A mom in Indiana is on the hunt for the original owner of a teddy bear that a neighbor gifted to her daughter.
According to ABC News, Amanda Fields had no idea the teddy bear she got for her 6-year-old daughter Amaya could talk until the little girl started playing with it.
"Our puppy stepped on it and it made a noise," Fields explained. "She said, 'Mommy, it's a boy's voice!'"
While speaking with ABC News, Fields revealed that the bear says: "Merry Christmas from Afghanistan. Daddy misses you and misses you. I want to wish you a merry Christmas and a happy New Year.
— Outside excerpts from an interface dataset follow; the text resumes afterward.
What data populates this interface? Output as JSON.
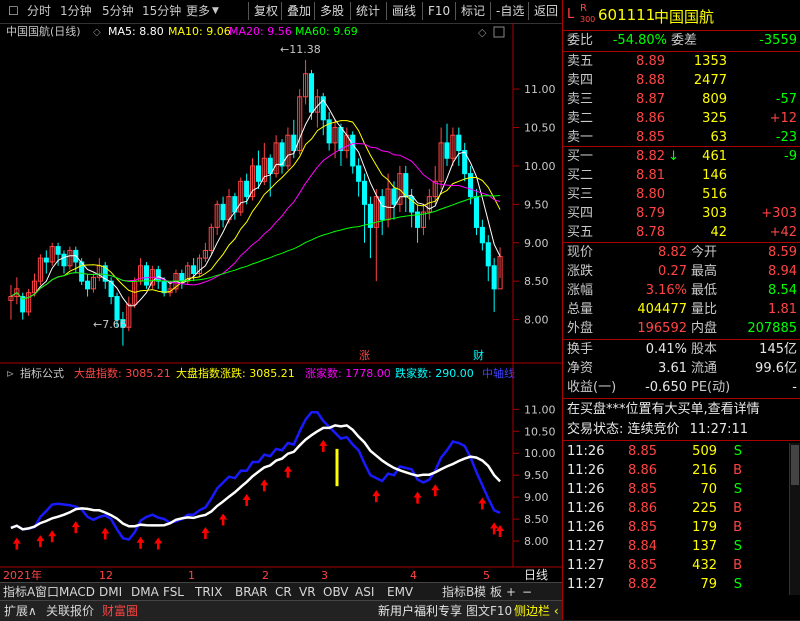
{
  "toolbar": {
    "periods": [
      "分时",
      "1分钟",
      "5分钟",
      "15分钟",
      "更多"
    ],
    "buttons": [
      "复权",
      "叠加",
      "多股",
      "统计",
      "画线",
      "F10",
      "标记",
      "-自选",
      "返回"
    ]
  },
  "kline": {
    "title": "中国国航(日线)",
    "ma5_label": "MA5: 8.80",
    "ma10_label": "MA10: 9.06",
    "ma20_label": "MA20: 9.56",
    "ma60_label": "MA60: 9.69",
    "high_mark": "11.38",
    "low_mark": "7.66",
    "marker_zhang": "涨",
    "marker_cai": "财",
    "y_ticks": [
      "11.00",
      "10.50",
      "10.00",
      "9.50",
      "9.00",
      "8.50",
      "8.00"
    ]
  },
  "indicator": {
    "name": "指标公式",
    "f1_label": "大盘指数: 3085.21",
    "f2_label": "大盘指数涨跌: 3085.21",
    "f3_label": "涨家数: 1778.00",
    "f4_label": "跌家数: 290.00",
    "f5_label": "中轴线",
    "y_ticks": [
      "11.00",
      "10.50",
      "10.00",
      "9.50",
      "9.00",
      "8.50",
      "8.00"
    ]
  },
  "x_axis": {
    "labels": [
      "2021年",
      "12",
      "1",
      "2",
      "3",
      "4",
      "5"
    ],
    "period": "日线"
  },
  "indicator_tabs": [
    "指标A",
    "窗口",
    "MACD",
    "DMI",
    "DMA",
    "FSL",
    "TRIX",
    "BRAR",
    "CR",
    "VR",
    "OBV",
    "ASI",
    "EMV",
    "指标B",
    "模",
    "板",
    "+",
    "−"
  ],
  "status_bar": {
    "left": [
      "扩展∧",
      "关联报价",
      "财富圈"
    ],
    "ad": "新用户福利专享",
    "mid": [
      "图文F10",
      "侧边栏 ‹"
    ],
    "right": [
      "笔",
      "价",
      "细",
      "势",
      "联",
      "值",
      "主",
      "筹"
    ]
  },
  "quote": {
    "badge_l": "L",
    "badge_r": "R",
    "badge_num": "300",
    "code": "601111",
    "name": "中国国航",
    "weibi_label": "委比",
    "weibi": "-54.80%",
    "weicha_label": "委差",
    "weicha": "-3559",
    "sells": [
      {
        "label": "卖五",
        "price": "8.89",
        "vol": "1353",
        "chg": ""
      },
      {
        "label": "卖四",
        "price": "8.88",
        "vol": "2477",
        "chg": ""
      },
      {
        "label": "卖三",
        "price": "8.87",
        "vol": "809",
        "chg": "-57"
      },
      {
        "label": "卖二",
        "price": "8.86",
        "vol": "325",
        "chg": "+12"
      },
      {
        "label": "卖一",
        "price": "8.85",
        "vol": "63",
        "chg": "-23"
      }
    ],
    "buys": [
      {
        "label": "买一",
        "price": "8.82",
        "vol": "461",
        "chg": "-9",
        "arrow": "↓"
      },
      {
        "label": "买二",
        "price": "8.81",
        "vol": "146",
        "chg": "",
        "arrow": ""
      },
      {
        "label": "买三",
        "price": "8.80",
        "vol": "516",
        "chg": "",
        "arrow": ""
      },
      {
        "label": "买四",
        "price": "8.79",
        "vol": "303",
        "chg": "+303",
        "arrow": ""
      },
      {
        "label": "买五",
        "price": "8.78",
        "vol": "42",
        "chg": "+42",
        "arrow": ""
      }
    ],
    "stats": [
      {
        "l1": "现价",
        "v1": "8.82",
        "l2": "今开",
        "v2": "8.59"
      },
      {
        "l1": "涨跌",
        "v1": "0.27",
        "l2": "最高",
        "v2": "8.94"
      },
      {
        "l1": "涨幅",
        "v1": "3.16%",
        "l2": "最低",
        "v2": "8.54"
      },
      {
        "l1": "总量",
        "v1": "404477",
        "l2": "量比",
        "v2": "1.81"
      },
      {
        "l1": "外盘",
        "v1": "196592",
        "l2": "内盘",
        "v2": "207885"
      }
    ],
    "fin": [
      {
        "l1": "换手",
        "v1": "0.41%",
        "l2": "股本",
        "v2": "145亿"
      },
      {
        "l1": "净资",
        "v1": "3.61",
        "l2": "流通",
        "v2": "99.6亿"
      },
      {
        "l1": "收益(一)",
        "v1": "-0.650",
        "l2": "PE(动)",
        "v2": "-"
      }
    ],
    "notice": "在买盘***位置有大买单,查看详情",
    "trade_status_label": "交易状态: 连续竞价",
    "trade_status_time": "11:27:11",
    "ticks": [
      {
        "time": "11:26",
        "price": "8.85",
        "vol": "509",
        "bs": "S"
      },
      {
        "time": "11:26",
        "price": "8.86",
        "vol": "216",
        "bs": "B"
      },
      {
        "time": "11:26",
        "price": "8.85",
        "vol": "70",
        "bs": "S"
      },
      {
        "time": "11:26",
        "price": "8.86",
        "vol": "225",
        "bs": "B"
      },
      {
        "time": "11:26",
        "price": "8.85",
        "vol": "179",
        "bs": "B"
      },
      {
        "time": "11:27",
        "price": "8.84",
        "vol": "137",
        "bs": "S"
      },
      {
        "time": "11:27",
        "price": "8.85",
        "vol": "432",
        "bs": "B"
      },
      {
        "time": "11:27",
        "price": "8.82",
        "vol": "79",
        "bs": "S"
      }
    ]
  },
  "colors": {
    "up": "#ff4444",
    "down": "#00ffff",
    "ma5": "#ffffff",
    "ma10": "#ffff00",
    "ma20": "#ff00ff",
    "ma60": "#00ff00",
    "ind_blue": "#1a1aff",
    "ind_white": "#ffffff",
    "arrow": "#ff0000"
  },
  "chart_data": {
    "type": "candlestick",
    "title": "中国国航(日线)",
    "ylim": [
      7.5,
      11.6
    ],
    "price_high": 11.38,
    "price_low": 7.66,
    "candles": [
      [
        8.25,
        8.3,
        8.45,
        8.0
      ],
      [
        8.3,
        8.4,
        8.55,
        8.2
      ],
      [
        8.3,
        8.1,
        8.35,
        8.0
      ],
      [
        8.1,
        8.35,
        8.4,
        8.05
      ],
      [
        8.35,
        8.5,
        8.6,
        8.3
      ],
      [
        8.5,
        8.8,
        8.85,
        8.45
      ],
      [
        8.8,
        8.75,
        8.9,
        8.6
      ],
      [
        8.75,
        8.95,
        9.0,
        8.7
      ],
      [
        8.95,
        8.85,
        9.0,
        8.7
      ],
      [
        8.85,
        8.7,
        8.9,
        8.6
      ],
      [
        8.7,
        8.9,
        8.95,
        8.65
      ],
      [
        8.9,
        8.75,
        8.95,
        8.6
      ],
      [
        8.75,
        8.5,
        8.8,
        8.45
      ],
      [
        8.5,
        8.4,
        8.6,
        8.3
      ],
      [
        8.4,
        8.55,
        8.6,
        8.35
      ],
      [
        8.55,
        8.7,
        8.8,
        8.5
      ],
      [
        8.7,
        8.5,
        8.75,
        8.4
      ],
      [
        8.5,
        8.3,
        8.55,
        8.2
      ],
      [
        8.3,
        8.0,
        8.35,
        7.9
      ],
      [
        8.0,
        7.9,
        8.1,
        7.66
      ],
      [
        7.9,
        8.2,
        8.3,
        7.85
      ],
      [
        8.2,
        8.5,
        8.55,
        8.15
      ],
      [
        8.5,
        8.7,
        8.8,
        8.45
      ],
      [
        8.7,
        8.45,
        8.75,
        8.4
      ],
      [
        8.45,
        8.65,
        8.7,
        8.4
      ],
      [
        8.65,
        8.5,
        8.7,
        8.4
      ],
      [
        8.5,
        8.35,
        8.55,
        8.3
      ],
      [
        8.35,
        8.4,
        8.5,
        8.3
      ],
      [
        8.4,
        8.6,
        8.65,
        8.35
      ],
      [
        8.6,
        8.5,
        8.65,
        8.4
      ],
      [
        8.5,
        8.7,
        8.75,
        8.45
      ],
      [
        8.7,
        8.6,
        8.8,
        8.5
      ],
      [
        8.6,
        8.8,
        8.85,
        8.55
      ],
      [
        8.8,
        8.9,
        9.0,
        8.75
      ],
      [
        8.9,
        9.2,
        9.25,
        8.85
      ],
      [
        9.2,
        9.5,
        9.55,
        9.1
      ],
      [
        9.5,
        9.3,
        9.6,
        9.2
      ],
      [
        9.3,
        9.6,
        9.7,
        9.25
      ],
      [
        9.6,
        9.4,
        9.65,
        9.3
      ],
      [
        9.4,
        9.8,
        9.85,
        9.35
      ],
      [
        9.8,
        9.6,
        9.9,
        9.5
      ],
      [
        9.6,
        10.0,
        10.1,
        9.55
      ],
      [
        10.0,
        9.8,
        10.2,
        9.7
      ],
      [
        9.8,
        10.1,
        10.3,
        9.75
      ],
      [
        10.1,
        9.9,
        10.15,
        9.6
      ],
      [
        9.9,
        10.3,
        10.4,
        9.85
      ],
      [
        10.3,
        10.0,
        10.35,
        9.9
      ],
      [
        10.0,
        10.4,
        10.5,
        9.95
      ],
      [
        10.4,
        10.2,
        10.6,
        10.1
      ],
      [
        10.2,
        10.9,
        11.0,
        10.15
      ],
      [
        10.9,
        11.2,
        11.38,
        10.8
      ],
      [
        11.2,
        10.7,
        11.25,
        10.6
      ],
      [
        10.7,
        10.9,
        11.0,
        10.5
      ],
      [
        10.9,
        10.6,
        10.95,
        10.4
      ],
      [
        10.6,
        10.3,
        10.7,
        10.2
      ],
      [
        10.3,
        10.5,
        10.6,
        10.1
      ],
      [
        10.5,
        10.2,
        10.55,
        10.0
      ],
      [
        10.2,
        10.4,
        10.5,
        10.1
      ],
      [
        10.4,
        10.0,
        10.45,
        9.9
      ],
      [
        10.0,
        9.8,
        10.1,
        9.6
      ],
      [
        9.8,
        9.5,
        9.9,
        9.0
      ],
      [
        9.5,
        9.2,
        9.6,
        8.8
      ],
      [
        9.2,
        9.6,
        9.7,
        8.5
      ],
      [
        9.6,
        9.3,
        9.7,
        9.1
      ],
      [
        9.3,
        9.7,
        9.9,
        9.2
      ],
      [
        9.7,
        9.5,
        9.8,
        9.3
      ],
      [
        9.5,
        9.9,
        10.0,
        9.4
      ],
      [
        9.9,
        9.6,
        10.0,
        9.4
      ],
      [
        9.6,
        9.4,
        9.7,
        9.2
      ],
      [
        9.4,
        9.2,
        9.5,
        9.0
      ],
      [
        9.2,
        9.4,
        9.5,
        9.1
      ],
      [
        9.4,
        9.6,
        9.7,
        9.3
      ],
      [
        9.6,
        9.8,
        10.0,
        9.5
      ],
      [
        9.8,
        10.3,
        10.5,
        9.7
      ],
      [
        10.3,
        10.1,
        10.55,
        10.0
      ],
      [
        10.1,
        10.4,
        10.5,
        10.0
      ],
      [
        10.4,
        10.2,
        10.5,
        10.0
      ],
      [
        10.2,
        9.9,
        10.3,
        9.8
      ],
      [
        9.9,
        9.6,
        10.0,
        9.5
      ],
      [
        9.6,
        9.2,
        9.7,
        9.1
      ],
      [
        9.2,
        9.0,
        9.3,
        8.9
      ],
      [
        9.0,
        8.7,
        9.1,
        8.5
      ],
      [
        8.7,
        8.4,
        8.8,
        8.1
      ],
      [
        8.4,
        8.82,
        8.94,
        8.54
      ]
    ]
  }
}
I'll see you soon and I love you."
Fields, whose husband Jeremy is currently on active duty as a Marine, said her “heart dropped” the moment she heard the bear’s words.
"We just know how it is as a family to have daddy gone and any little words of 'I love you' or 'see you soon' is so soothing, reassuring and it lets you know it's going to be OK," Fields said.
As a mom of five, Fields knew she had to do whatever she could to return the bear to its rightful owner.
A neighbor gave the bear to Amaya, but they thought it may have come from a Goodwill store.
Fields has since contacted Bday Bears, the company that manufacturers the particular teddy bear that was given to Amaya, but she has yet to get very far in her search for the stuffed animal’s original owner.
“I contacted "Bday bears" and the lady I talked to said they are the manufacturer and they donate/ship to multiple places and the bears or other animals are NOT id'ed or tagged in any way they said there is also operation gratitude that buys these bears in bulk and ship to many soldiers overseas to record their own message and mail to their families. She said I honestly don't think there's anyway of tracking the bear as far as who bought it and when,” she wrote on Facebook.
At this point, Fields does not believe this bear was purposely given away, and she desperately wants to return it as soon as possible.
"I think it probably got donated by accident," Fields said. "I think I'm stuck unless somebody out there can hear [the recording] because it is not ID'd or anything. I think the only way we will ever find [the owner] is through social media, TV and sharing word of mouth."